**Activity**
Produce the records again in full, exactly as shown below.

**Listed records**
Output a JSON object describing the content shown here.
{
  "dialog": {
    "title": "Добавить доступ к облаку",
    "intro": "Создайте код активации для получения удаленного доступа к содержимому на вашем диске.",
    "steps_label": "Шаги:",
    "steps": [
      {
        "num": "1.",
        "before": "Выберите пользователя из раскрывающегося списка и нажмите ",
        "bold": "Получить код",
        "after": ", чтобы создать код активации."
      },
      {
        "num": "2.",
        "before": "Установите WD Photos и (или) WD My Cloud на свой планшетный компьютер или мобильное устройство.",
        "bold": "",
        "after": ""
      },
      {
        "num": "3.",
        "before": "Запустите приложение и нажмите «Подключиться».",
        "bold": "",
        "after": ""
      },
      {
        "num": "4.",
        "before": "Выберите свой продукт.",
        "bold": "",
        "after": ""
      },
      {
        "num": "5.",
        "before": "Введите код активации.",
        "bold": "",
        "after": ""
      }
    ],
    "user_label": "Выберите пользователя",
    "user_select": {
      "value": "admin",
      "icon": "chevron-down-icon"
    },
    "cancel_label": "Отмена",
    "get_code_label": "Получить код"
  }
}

**Response area**
Output a JSON object describing the content shown here.
{
  "dialog": {
    "title": "Добавить доступ к облаку",
    "intro": "Создайте код активации для получения удаленного доступа к содержимому на вашем диске.",
    "steps_label": "Шаги:",
    "steps": [
      {
        "num": "1.",
        "before": "Выберите пользователя из раскрывающегося списка и нажмите ",
        "bold": "Получить код",
        "after": ", чтобы создать код активации."
      },
      {
        "num": "2.",
        "before": "Установите WD Photos и (или) WD My Cloud на свой планшетный компьютер или мобильное устройство.",
        "bold": "",
        "after": ""
      },
      {
        "num": "3.",
        "before": "Запустите приложение и нажмите «Подключиться».",
        "bold": "",
        "after": ""
      },
      {
        "num": "4.",
        "before": "Выберите свой продукт.",
        "bold": "",
        "after": ""
      },
      {
        "num": "5.",
        "before": "Введите код активации.",
        "bold": "",
        "after": ""
      }
    ],
    "user_label": "Выберите пользователя",
    "user_select": {
      "value": "admin",
      "icon": "chevron-down-icon"
    },
    "cancel_label": "Отмена",
    "get_code_label": "Получить код"
  }
}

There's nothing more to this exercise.